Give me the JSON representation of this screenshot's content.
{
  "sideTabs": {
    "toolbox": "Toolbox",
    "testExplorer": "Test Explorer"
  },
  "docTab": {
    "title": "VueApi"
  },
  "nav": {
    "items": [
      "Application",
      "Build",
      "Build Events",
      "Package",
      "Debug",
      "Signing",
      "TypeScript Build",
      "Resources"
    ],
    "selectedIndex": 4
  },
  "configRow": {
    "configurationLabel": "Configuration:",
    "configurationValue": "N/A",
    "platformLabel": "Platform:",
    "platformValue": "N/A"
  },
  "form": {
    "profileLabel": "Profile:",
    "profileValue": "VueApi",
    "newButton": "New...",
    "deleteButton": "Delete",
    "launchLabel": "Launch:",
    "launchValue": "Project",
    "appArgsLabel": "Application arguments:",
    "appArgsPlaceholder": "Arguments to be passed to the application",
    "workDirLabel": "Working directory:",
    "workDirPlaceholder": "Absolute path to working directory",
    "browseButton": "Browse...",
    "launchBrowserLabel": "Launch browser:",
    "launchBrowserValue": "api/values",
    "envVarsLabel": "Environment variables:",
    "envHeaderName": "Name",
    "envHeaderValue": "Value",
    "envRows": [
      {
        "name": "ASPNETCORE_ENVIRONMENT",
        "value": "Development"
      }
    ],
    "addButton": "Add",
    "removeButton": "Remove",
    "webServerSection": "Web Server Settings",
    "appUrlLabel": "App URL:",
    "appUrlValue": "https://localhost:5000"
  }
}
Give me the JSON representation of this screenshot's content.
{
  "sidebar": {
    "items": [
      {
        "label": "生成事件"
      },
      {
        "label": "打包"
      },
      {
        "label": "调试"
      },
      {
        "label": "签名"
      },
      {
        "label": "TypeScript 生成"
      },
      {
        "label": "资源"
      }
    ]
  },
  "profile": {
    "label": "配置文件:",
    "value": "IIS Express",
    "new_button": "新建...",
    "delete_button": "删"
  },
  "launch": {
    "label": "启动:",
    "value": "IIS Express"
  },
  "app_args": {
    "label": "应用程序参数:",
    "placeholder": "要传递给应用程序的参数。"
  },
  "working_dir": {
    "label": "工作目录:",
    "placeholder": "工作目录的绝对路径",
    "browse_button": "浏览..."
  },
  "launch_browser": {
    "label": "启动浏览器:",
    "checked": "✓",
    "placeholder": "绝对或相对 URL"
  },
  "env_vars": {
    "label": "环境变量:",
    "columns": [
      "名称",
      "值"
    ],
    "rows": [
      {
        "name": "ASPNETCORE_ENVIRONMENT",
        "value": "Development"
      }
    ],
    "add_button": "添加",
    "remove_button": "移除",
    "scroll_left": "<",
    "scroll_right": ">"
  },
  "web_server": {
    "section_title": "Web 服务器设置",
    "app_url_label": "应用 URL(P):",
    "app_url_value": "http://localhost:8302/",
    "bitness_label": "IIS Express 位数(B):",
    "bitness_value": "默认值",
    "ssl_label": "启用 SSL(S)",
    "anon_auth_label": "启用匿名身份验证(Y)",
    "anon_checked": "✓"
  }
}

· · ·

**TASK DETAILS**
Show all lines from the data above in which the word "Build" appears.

**WRITTEN RESPONSE**
      "Build",
      "Build Events",
      "TypeScript Build",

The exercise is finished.